My former colleague on the House Judiciary Committee during the Clinton impeachment, John Conyers (D-MI)--the founder of the Congressional Black Caucus--died this morning at age 90. After serving almost 53 years in Congress (1965-2017), he resigned two years ago under unhappy circumstances relating to previous sexual harassment allegations.
Despite our vast political differences, I had a wonderful relationship with John, which I related in my 2011 book, "Catching Our Flag: Behind the Scenes of a Presidential Impeachment." It showed how my boyhood hobby of collecting political memorabilia created a friendship between us. The story is excerpted below:
In the world of veteran congressmen, they just didn't come much grumpier than John Conyers.
Republicans disliked the cranky senior Democrat on the Judiciary Committee, and the feelings appeared to be mutual. First elected to the House in 1964, the 69-year-old Michigan liberal knew that the only thing now standing between him and the chairman's gavel was a switch of six Republican House seats to the Democratic column. John waited a long time for this chairmanship, so it wasn't surprising that he brushed off Republican gatecrashers responsible for displacing him.

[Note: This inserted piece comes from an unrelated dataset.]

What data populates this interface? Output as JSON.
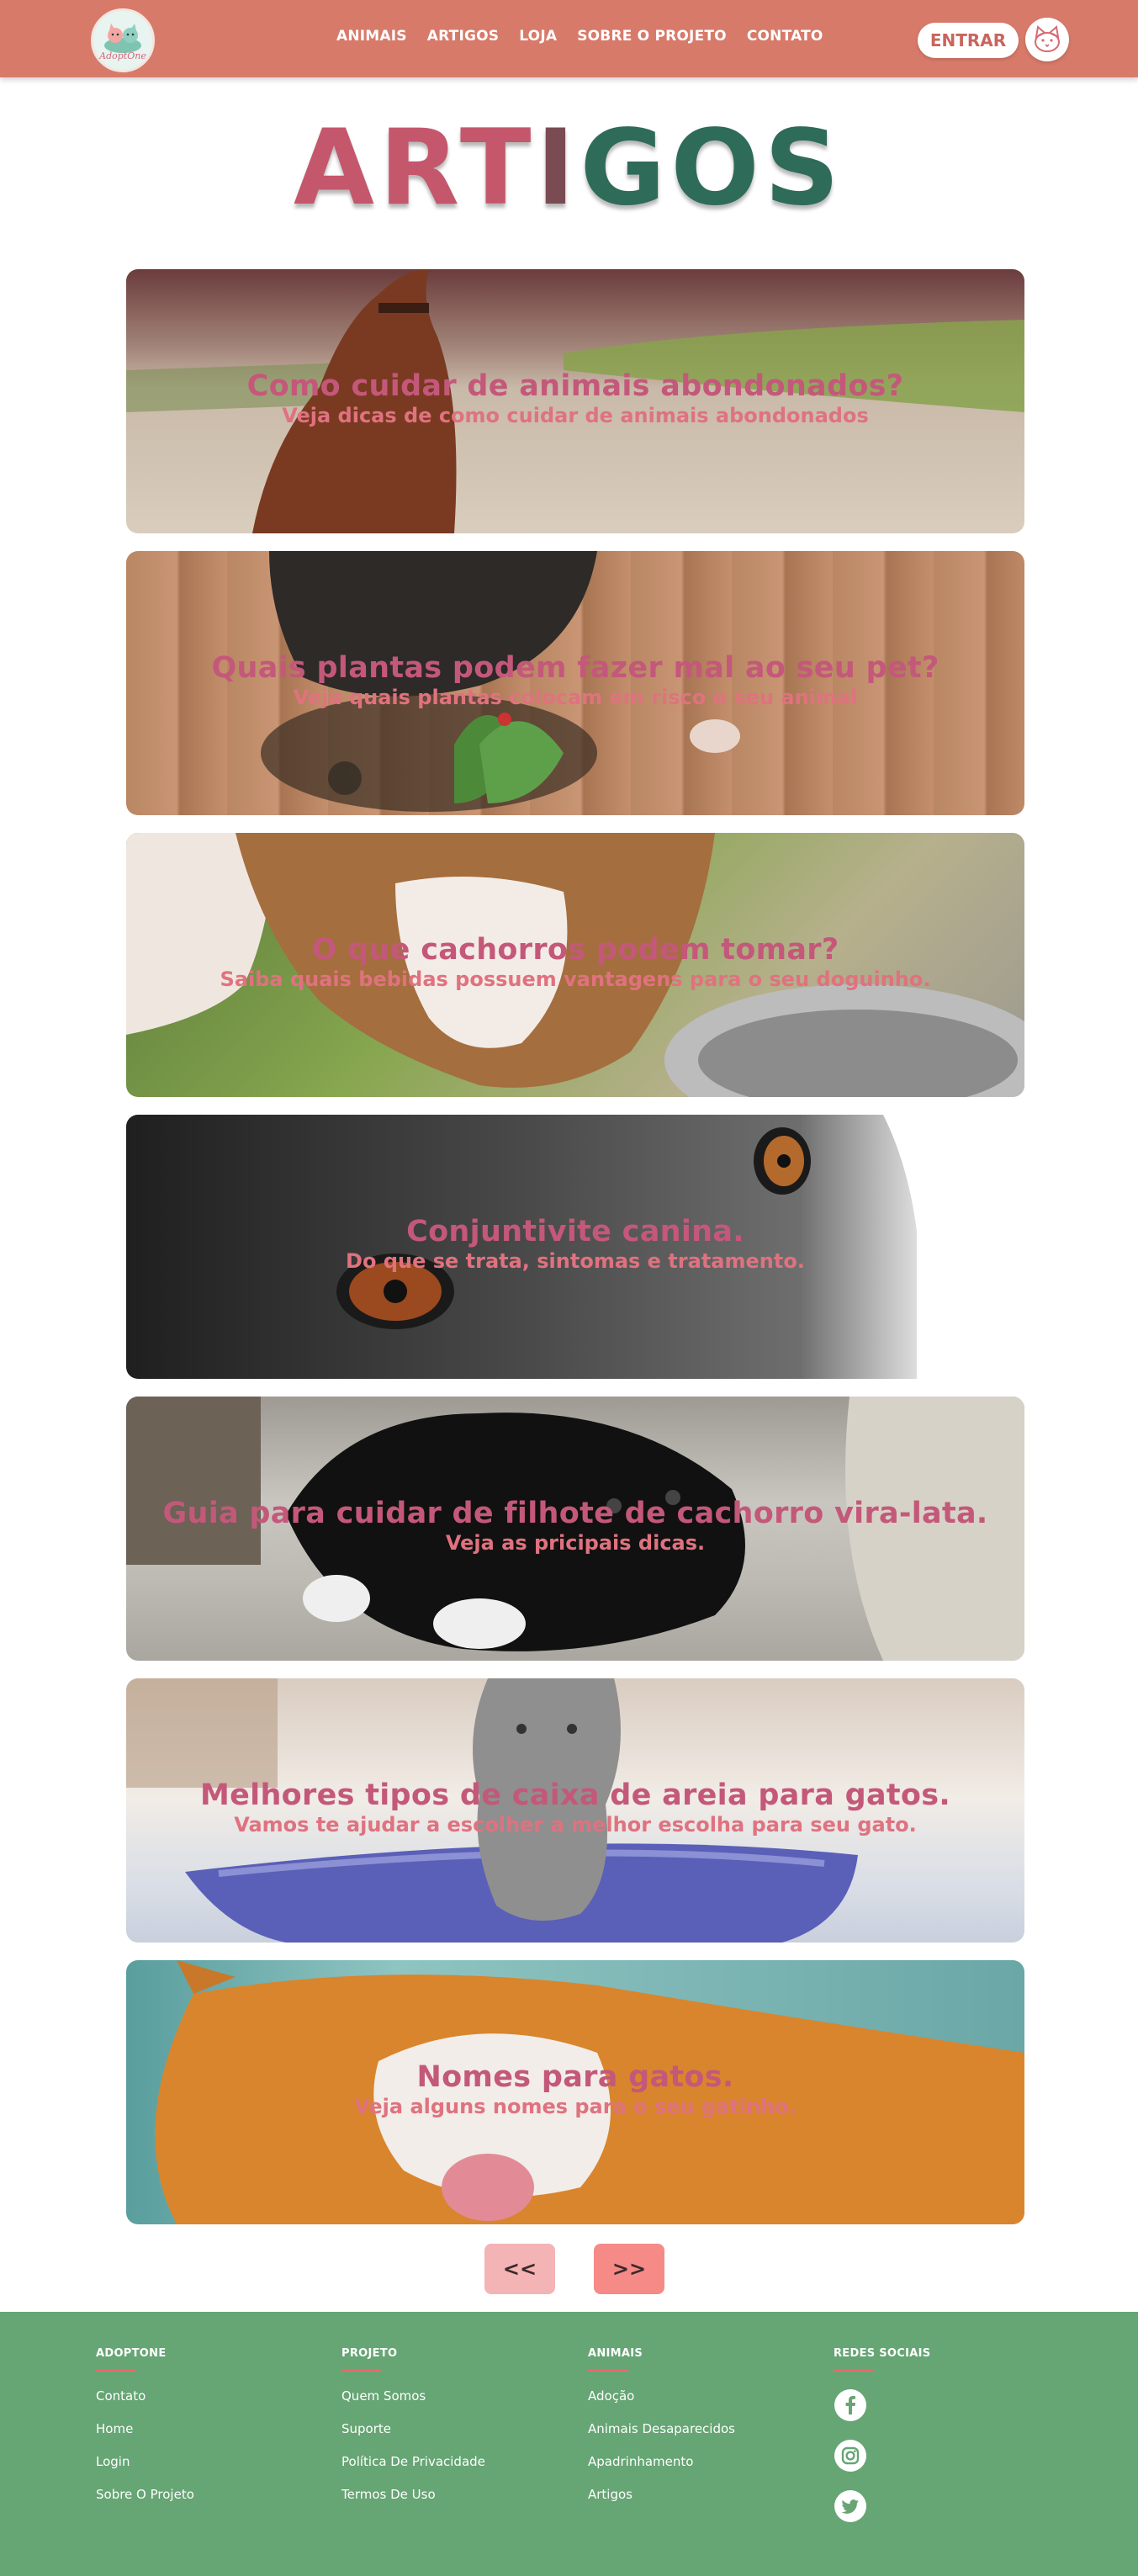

None of that mattered to me. As a teenager, I sat spellbound watching the 1973-1974 televised Judiciary Committee impeachment hearings against President Nixon. Now, 24 years later, John remained the last Watergate member still serving on the committee. As a lifelong political junkie, I longed to hear him share his first-hand account of that historic period. Yet whenever I tried talking to him, he offered me little more than a discontented grunt.
I formulated a plan to crack through his unresponsiveness. Having collected old political campaign memorabilia since the age of ten, I knew from experience that most politicians never save their own campaign items, and years later they regret it. While serving in my state legislature, I created a wealth of bipartisan goodwill giving colleagues items from my collection. Determined to find an icebreaker with John, I rummaged through my collection for a relation-building opportunity.
The next time I saw John sitting alone on the House floor, I invited myself to join him. Before he could run me off, I asked if he remembered doing a campaign rally with Senator Edward Kennedy in Michigan almost 30 years earlier. He said he had thought about it just the other day: "This was back when everyone believed Ted Kennedy would be the next president," John said. "It was the biggest rally I ever had in my district!" I asked John if he remembered seeing yellow campaign badges there with the legend, "The People's Choice in 1972: Edward Kennedy for President - John Conyers for Vice President."
"I remember those badges!" John said excitedly. "In fact, I wanted my staff to save me one, but they never did."
Before John could ask his next obvious question ("How do you know about that badge?"), I reached into my pocket. "I saved one for you, John." Pressing the badge into his hand, I smiled and walked away.
My childhood passion forged a new friendship.
John's later kindness toward me caused more than a few raised eyebrows at my maiden appearance as a member of the House Judiciary Committee [after the Monica Lewinsky story broke and the nation geared up for a possible presidential impeachment--partisan tensions were already at the breaking point by this time]. On March 3, 1998, Lindsey Graham (R-SC), another new committee member, and I attended our first hearing. As the senior Republican, Chairman Hyde drew the duty of making the welcome speech for Lindsey and me. After Henry finished and then called up the first bill, John Conyers interrupted unexpectedly: "Mr. Chairman, will you yield to me?"
Everyone looked around nervously. "Here it comes," remarked a congressman seated behind me. Republicans hunkered down for another Conyers partisan tirade. Instead, jaws dropped as John made a lovely speech embracing my membership on Judiciary. As he extolled my virtues, Republican members began eyeing me suspiciously. Even Henry looked baffled. To make things worse, after John finished praising me, he gazed icily at Lindsey and remarked, "Mr. Chairman, I yield back the balance of my time."
Rest in peace, John.